The politically progressive radio talk show host doesn’t have specific plans to return to TV now that he has been dumped from MSNBC Live. But Uygur says he “would work on another cable news channel — I’d work at MSNBC again” as long as it would ”be on my terms.” For now his only concrete plan with Current is to appear tonight on Countdown With Keith Olbermann. But Uygur added in a press conference this morning that he “might have news for you in a little while about (his weekday show, The Young Turks, on) You Tube.” Uygur says that “I’m a new media guy….my plan is to dominate media from new media, not old media.” Uygur continued the blasts at MSNBC that he began last night in a video saying that the news network is “obsessed with access (to newsmakers), and you have to play ball to get access.” MSNBC chief Phil Griffin told him to change his tone and become “part of the establishment,” Uygur says. He says he doesn’t believe that Comcast, which bought a controlling stake in NBCUniversal in January, was angling to push him off. Uygur says it’s “endemic to the (media) system” that “if you’re good to the powers that be and soft on the government you’re more likely to advance.” He also said that his departure had nothing to do with the ratings that the Rev. Al Sharpton has been generating as a fill-in host … Read More »
Cenk Uygur’s run at MSNBC sure was short. The news network says that it has “decided to make a change” at 6:00 PM ET, the time slot when since January Uygur has hosted MSNBC Live. “It’s unfortunate that Cenk has declined our offer to have him develop and host a program for another time slot,” MSNBC adds. The Turkish American radio talk show host plans to hold a teleconference with the press on Thursday where, the invitation says, he will ”boldly discuss his departure from MSNBC.” The change comes amid reports that MSNBC may turn the time slot over to controversial civil rights activist Rev. Al Sharpton who generated decent ratings filling in for Uygur while he was on vacation.

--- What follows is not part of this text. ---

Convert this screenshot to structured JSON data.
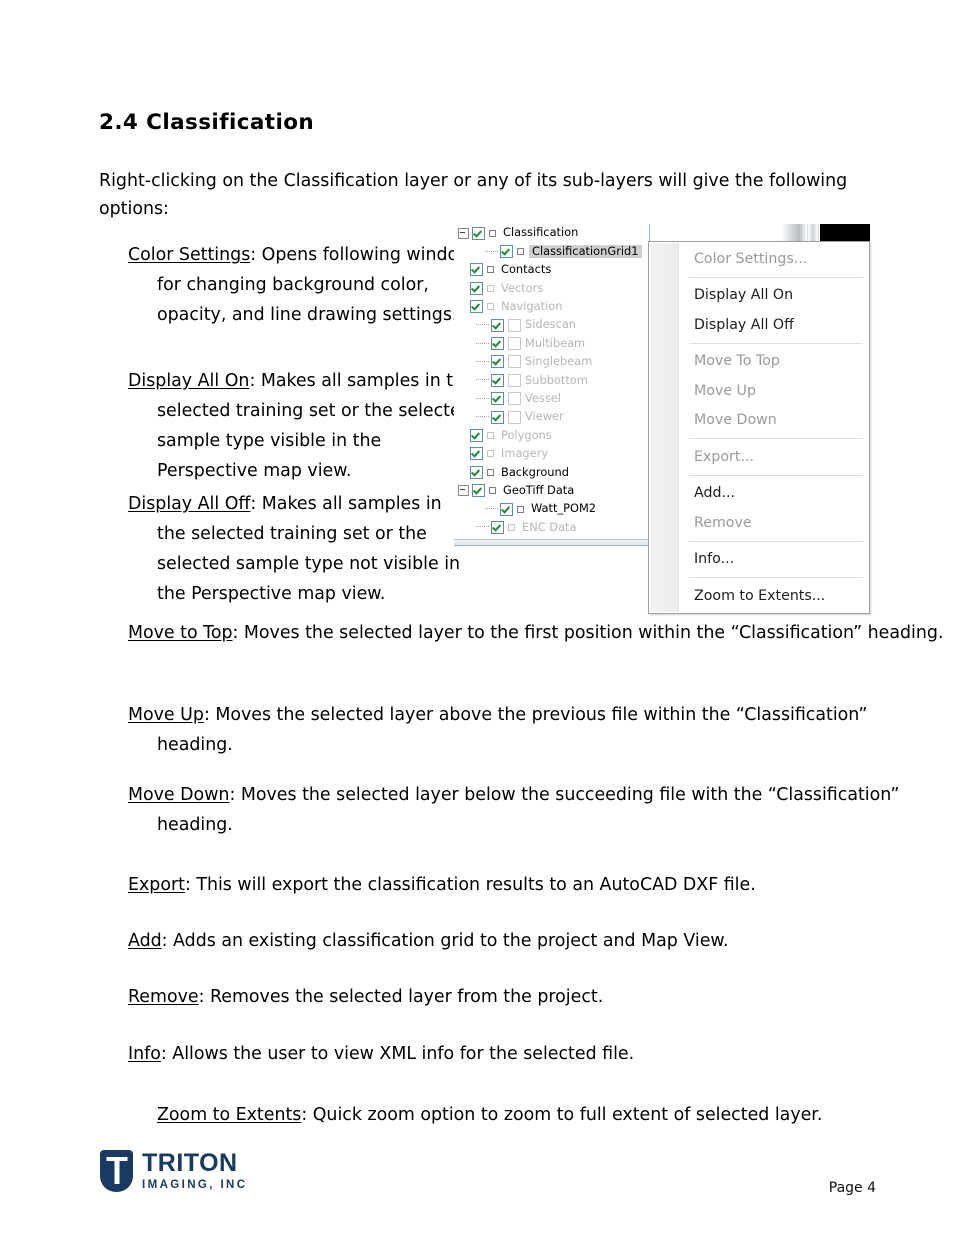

Is the Rev. Al Sharpton about to land his own show on MSNBC? The network isn’t commenting about the possibility, raised today by TVNewser. But the web site says it’s being considered after the controversial civil rights activist generated decent ratings over the last two weeks while hosting the 6:00 PM ET newscast MSNBC Live. He filled in for radio talk show personality Cenk Uygur, who has been on vacation. The site says that Uygur “will remain a part of MSNBC in some capacity.”